▶ **About this task**
Would you please repeat the data that follows, exactly as it reads?

[Data records]
+ + + +
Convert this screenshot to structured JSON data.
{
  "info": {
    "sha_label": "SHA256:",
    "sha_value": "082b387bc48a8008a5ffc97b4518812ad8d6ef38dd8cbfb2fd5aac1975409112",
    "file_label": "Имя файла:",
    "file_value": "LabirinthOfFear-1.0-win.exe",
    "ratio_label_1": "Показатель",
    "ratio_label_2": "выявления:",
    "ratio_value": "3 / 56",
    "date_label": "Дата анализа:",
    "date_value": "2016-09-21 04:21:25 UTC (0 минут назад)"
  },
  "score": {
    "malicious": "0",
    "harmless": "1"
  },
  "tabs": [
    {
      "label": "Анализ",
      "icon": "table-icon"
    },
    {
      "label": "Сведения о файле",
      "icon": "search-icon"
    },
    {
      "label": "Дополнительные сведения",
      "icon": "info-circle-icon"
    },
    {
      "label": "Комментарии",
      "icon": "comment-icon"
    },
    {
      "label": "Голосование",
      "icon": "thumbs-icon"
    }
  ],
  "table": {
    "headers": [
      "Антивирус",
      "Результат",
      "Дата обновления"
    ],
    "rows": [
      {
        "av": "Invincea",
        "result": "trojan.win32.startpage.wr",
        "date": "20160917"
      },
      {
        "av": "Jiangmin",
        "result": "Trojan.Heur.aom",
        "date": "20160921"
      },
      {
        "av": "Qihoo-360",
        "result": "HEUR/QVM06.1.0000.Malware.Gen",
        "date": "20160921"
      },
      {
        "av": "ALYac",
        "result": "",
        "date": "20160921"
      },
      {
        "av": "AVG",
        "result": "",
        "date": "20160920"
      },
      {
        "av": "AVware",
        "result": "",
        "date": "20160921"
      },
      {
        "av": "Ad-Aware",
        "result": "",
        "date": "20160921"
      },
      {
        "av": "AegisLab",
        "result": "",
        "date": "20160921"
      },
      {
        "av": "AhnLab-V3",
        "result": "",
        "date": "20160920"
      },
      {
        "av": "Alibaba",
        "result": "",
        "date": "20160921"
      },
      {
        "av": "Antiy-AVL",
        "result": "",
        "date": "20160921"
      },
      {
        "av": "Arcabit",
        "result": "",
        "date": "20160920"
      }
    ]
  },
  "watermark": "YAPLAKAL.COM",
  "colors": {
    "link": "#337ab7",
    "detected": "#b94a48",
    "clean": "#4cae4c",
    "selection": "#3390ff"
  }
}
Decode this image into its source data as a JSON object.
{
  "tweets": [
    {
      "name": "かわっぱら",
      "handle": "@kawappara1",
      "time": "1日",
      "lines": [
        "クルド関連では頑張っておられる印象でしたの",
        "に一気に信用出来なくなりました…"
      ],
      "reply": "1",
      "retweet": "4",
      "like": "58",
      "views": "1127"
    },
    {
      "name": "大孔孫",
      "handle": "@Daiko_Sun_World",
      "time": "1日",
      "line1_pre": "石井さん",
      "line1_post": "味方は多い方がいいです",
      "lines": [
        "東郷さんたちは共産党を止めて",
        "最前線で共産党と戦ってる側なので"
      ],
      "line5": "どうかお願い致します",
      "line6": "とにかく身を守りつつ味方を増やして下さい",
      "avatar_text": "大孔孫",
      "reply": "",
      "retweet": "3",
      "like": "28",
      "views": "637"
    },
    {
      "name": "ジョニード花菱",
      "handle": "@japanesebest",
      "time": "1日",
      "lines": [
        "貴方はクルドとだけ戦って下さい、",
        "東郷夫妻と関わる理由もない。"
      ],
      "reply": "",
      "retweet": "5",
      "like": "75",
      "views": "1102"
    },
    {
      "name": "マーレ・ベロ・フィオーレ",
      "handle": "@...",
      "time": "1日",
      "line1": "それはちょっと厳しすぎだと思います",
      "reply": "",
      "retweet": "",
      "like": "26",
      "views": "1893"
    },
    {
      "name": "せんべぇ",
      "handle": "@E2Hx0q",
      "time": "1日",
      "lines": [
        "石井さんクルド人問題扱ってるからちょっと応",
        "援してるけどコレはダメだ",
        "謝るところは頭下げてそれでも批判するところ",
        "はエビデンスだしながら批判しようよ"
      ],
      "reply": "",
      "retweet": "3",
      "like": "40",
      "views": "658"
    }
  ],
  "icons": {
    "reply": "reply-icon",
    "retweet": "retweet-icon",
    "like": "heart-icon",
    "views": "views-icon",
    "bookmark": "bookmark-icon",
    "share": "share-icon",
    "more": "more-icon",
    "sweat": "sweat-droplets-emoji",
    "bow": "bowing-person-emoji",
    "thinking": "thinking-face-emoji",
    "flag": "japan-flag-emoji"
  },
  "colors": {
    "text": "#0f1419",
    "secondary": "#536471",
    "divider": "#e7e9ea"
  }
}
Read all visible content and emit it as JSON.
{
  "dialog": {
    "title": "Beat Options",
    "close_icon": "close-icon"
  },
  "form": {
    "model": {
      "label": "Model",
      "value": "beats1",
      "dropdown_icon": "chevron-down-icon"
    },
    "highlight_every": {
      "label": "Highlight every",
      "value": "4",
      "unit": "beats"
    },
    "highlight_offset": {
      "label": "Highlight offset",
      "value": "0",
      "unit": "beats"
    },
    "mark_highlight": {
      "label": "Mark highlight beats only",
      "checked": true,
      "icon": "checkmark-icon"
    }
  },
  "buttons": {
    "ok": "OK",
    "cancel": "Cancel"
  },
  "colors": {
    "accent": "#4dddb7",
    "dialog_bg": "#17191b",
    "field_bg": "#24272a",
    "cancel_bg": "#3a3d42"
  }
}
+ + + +
▶ **Your response**
Convert this screenshot to structured JSON data.
{
  "info": {
    "sha_label": "SHA256:",
    "sha_value": "082b387bc48a8008a5ffc97b4518812ad8d6ef38dd8cbfb2fd5aac1975409112",
    "file_label": "Имя файла:",
    "file_value": "LabirinthOfFear-1.0-win.exe",
    "ratio_label_1": "Показатель",
    "ratio_label_2": "выявления:",
    "ratio_value": "3 / 56",
    "date_label": "Дата анализа:",
    "date_value": "2016-09-21 04:21:25 UTC (0 минут назад)"
  },
  "score": {
    "malicious": "0",
    "harmless": "1"
  },
  "tabs": [
    {
      "label": "Анализ",
      "icon": "table-icon"
    },
    {
      "label": "Сведения о файле",
      "icon": "search-icon"
    },
    {
      "label": "Дополнительные сведения",
      "icon": "info-circle-icon"
    },
    {
      "label": "Комментарии",
      "icon": "comment-icon"
    },
    {
      "label": "Голосование",
      "icon": "thumbs-icon"
    }
  ],
  "table": {
    "headers": [
      "Антивирус",
      "Результат",
      "Дата обновления"
    ],
    "rows": [
      {
        "av": "Invincea",
        "result": "trojan.win32.startpage.wr",
        "date": "20160917"
      },
      {
        "av": "Jiangmin",
        "result": "Trojan.Heur.aom",
        "date": "20160921"
      },
      {
        "av": "Qihoo-360",
        "result": "HEUR/QVM06.1.0000.Malware.Gen",
        "date": "20160921"
      },
      {
        "av": "ALYac",
        "result": "",
        "date": "20160921"
      },
      {
        "av": "AVG",
        "result": "",
        "date": "20160920"
      },
      {
        "av": "AVware",
        "result": "",
        "date": "20160921"
      },
      {
        "av": "Ad-Aware",
        "result": "",
        "date": "20160921"
      },
      {
        "av": "AegisLab",
        "result": "",
        "date": "20160921"
      },
      {
        "av": "AhnLab-V3",
        "result": "",
        "date": "20160920"
      },
      {
        "av": "Alibaba",
        "result": "",
        "date": "20160921"
      },
      {
        "av": "Antiy-AVL",
        "result": "",
        "date": "20160921"
      },
      {
        "av": "Arcabit",
        "result": "",
        "date": "20160920"
      }
    ]
  },
  "watermark": "YAPLAKAL.COM",
  "colors": {
    "link": "#337ab7",
    "detected": "#b94a48",
    "clean": "#4cae4c",
    "selection": "#3390ff"
  }
}
Decode this image into its source data as a JSON object.
{
  "tweets": [
    {
      "name": "かわっぱら",
      "handle": "@kawappara1",
      "time": "1日",
      "lines": [
        "クルド関連では頑張っておられる印象でしたの",
        "に一気に信用出来なくなりました…"
      ],
      "reply": "1",
      "retweet": "4",
      "like": "58",
      "views": "1127"
    },
    {
      "name": "大孔孫",
      "handle": "@Daiko_Sun_World",
      "time": "1日",
      "line1_pre": "石井さん",
      "line1_post": "味方は多い方がいいです",
      "lines": [
        "東郷さんたちは共産党を止めて",
        "最前線で共産党と戦ってる側なので"
      ],
      "line5": "どうかお願い致します",
      "line6": "とにかく身を守りつつ味方を増やして下さい",
      "avatar_text": "大孔孫",
      "reply": "",
      "retweet": "3",
      "like": "28",
      "views": "637"
    },
    {
      "name": "ジョニード花菱",
      "handle": "@japanesebest",
      "time": "1日",
      "lines": [
        "貴方はクルドとだけ戦って下さい、",
        "東郷夫妻と関わる理由もない。"
      ],
      "reply": "",
      "retweet": "5",
      "like": "75",
      "views": "1102"
    },
    {
      "name": "マーレ・ベロ・フィオーレ",
      "handle": "@...",
      "time": "1日",
      "line1": "それはちょっと厳しすぎだと思います",
      "reply": "",
      "retweet": "",
      "like": "26",
      "views": "1893"
    },
    {
      "name": "せんべぇ",
      "handle": "@E2Hx0q",
      "time": "1日",
      "lines": [
        "石井さんクルド人問題扱ってるからちょっと応",
        "援してるけどコレはダメだ",
        "謝るところは頭下げてそれでも批判するところ",
        "はエビデンスだしながら批判しようよ"
      ],
      "reply": "",
      "retweet": "3",
      "like": "40",
      "views": "658"
    }
  ],
  "icons": {
    "reply": "reply-icon",
    "retweet": "retweet-icon",
    "like": "heart-icon",
    "views": "views-icon",
    "bookmark": "bookmark-icon",
    "share": "share-icon",
    "more": "more-icon",
    "sweat": "sweat-droplets-emoji",
    "bow": "bowing-person-emoji",
    "thinking": "thinking-face-emoji",
    "flag": "japan-flag-emoji"
  },
  "colors": {
    "text": "#0f1419",
    "secondary": "#536471",
    "divider": "#e7e9ea"
  }
}
Read all visible content and emit it as JSON.
{
  "dialog": {
    "title": "Beat Options",
    "close_icon": "close-icon"
  },
  "form": {
    "model": {
      "label": "Model",
      "value": "beats1",
      "dropdown_icon": "chevron-down-icon"
    },
    "highlight_every": {
      "label": "Highlight every",
      "value": "4",
      "unit": "beats"
    },
    "highlight_offset": {
      "label": "Highlight offset",
      "value": "0",
      "unit": "beats"
    },
    "mark_highlight": {
      "label": "Mark highlight beats only",
      "checked": true,
      "icon": "checkmark-icon"
    }
  },
  "buttons": {
    "ok": "OK",
    "cancel": "Cancel"
  },
  "colors": {
    "accent": "#4dddb7",
    "dialog_bg": "#17191b",
    "field_bg": "#24272a",
    "cancel_bg": "#3a3d42"
  }
}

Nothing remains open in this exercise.